Supplied information section start

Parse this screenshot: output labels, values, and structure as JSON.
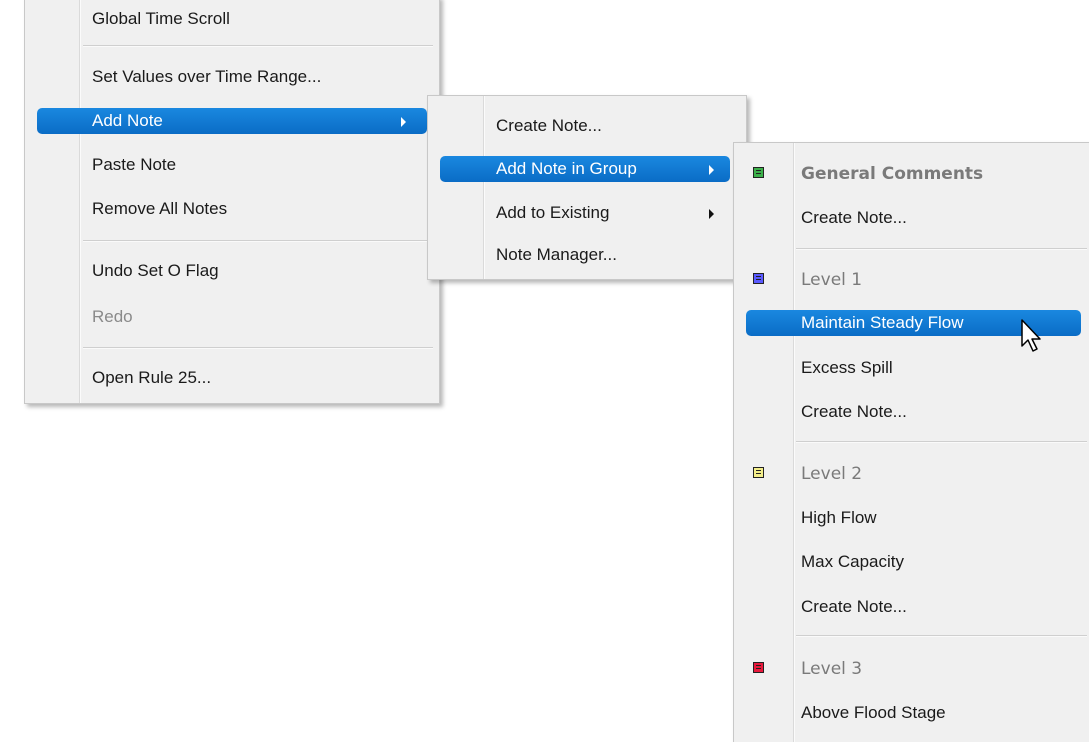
{
  "menu1": {
    "items": [
      {
        "label": "Global Time Scroll"
      },
      {
        "label": "Set Values over Time Range..."
      },
      {
        "label": "Add Note"
      },
      {
        "label": "Paste Note"
      },
      {
        "label": "Remove All Notes"
      },
      {
        "label": "Undo Set O Flag"
      },
      {
        "label": "Redo"
      },
      {
        "label": "Open Rule 25..."
      }
    ]
  },
  "menu2": {
    "items": [
      {
        "label": "Create Note..."
      },
      {
        "label": "Add Note in Group"
      },
      {
        "label": "Add to Existing"
      },
      {
        "label": "Note Manager..."
      }
    ]
  },
  "menu3": {
    "groups": [
      {
        "label": "General Comments",
        "color": "#3cb04a"
      },
      {
        "label": "Level 1",
        "color": "#5a5aff"
      },
      {
        "label": "Level 2",
        "color": "#f3ee8a"
      },
      {
        "label": "Level 3",
        "color": "#e8193c"
      }
    ],
    "items": [
      {
        "label": "Create Note..."
      },
      {
        "label": "Maintain Steady Flow"
      },
      {
        "label": "Excess Spill"
      },
      {
        "label": "Create Note..."
      },
      {
        "label": "High Flow"
      },
      {
        "label": "Max Capacity"
      },
      {
        "label": "Create Note..."
      },
      {
        "label": "Above Flood Stage"
      }
    ]
  },
  "icons": {
    "submenu_arrow": "submenu-arrow-icon",
    "group_icon": "note-group-icon",
    "cursor": "mouse-pointer-icon"
  },
  "colors": {
    "highlight": "#0a6cc6",
    "menu_bg": "#f0f0f0"
  }
}
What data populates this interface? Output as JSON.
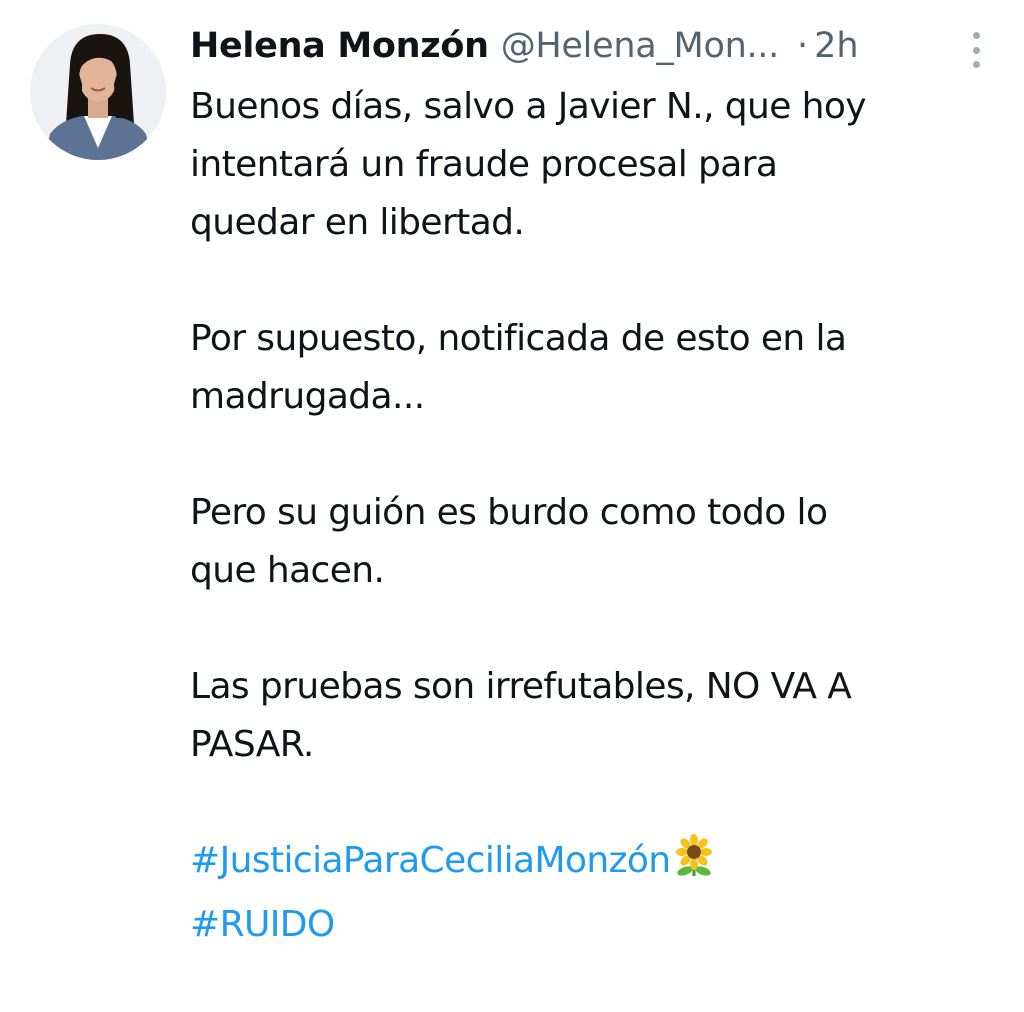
{
  "tweet": {
    "author_name": "Helena Monzón",
    "author_handle": "@Helena_Mon...",
    "separator": "·",
    "time": "2h",
    "paragraphs": [
      [
        "Buenos días, salvo a Javier N., que hoy",
        "intentará un fraude procesal para",
        "quedar en libertad."
      ],
      [
        "Por supuesto, notificada de esto en la",
        "madrugada..."
      ],
      [
        "Pero su guión es burdo como todo lo",
        "que hacen."
      ],
      [
        "Las pruebas son irrefutables, NO VA A",
        "PASAR."
      ]
    ],
    "hashtags": [
      "#JusticiaParaCeciliaMonzón",
      "#RUIDO"
    ],
    "hashtag_emoji": "sunflower-icon"
  },
  "colors": {
    "text": "#0f1419",
    "secondary": "#536471",
    "link": "#1d9bf0"
  }
}
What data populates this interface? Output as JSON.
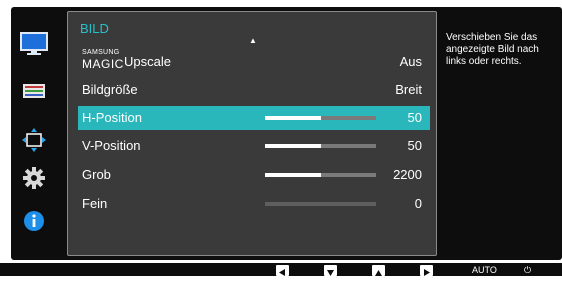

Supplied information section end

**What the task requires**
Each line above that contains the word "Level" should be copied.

**Output for this task**
        "label": "Level 1",
        "label": "Level 2",
        "label": "Level 3",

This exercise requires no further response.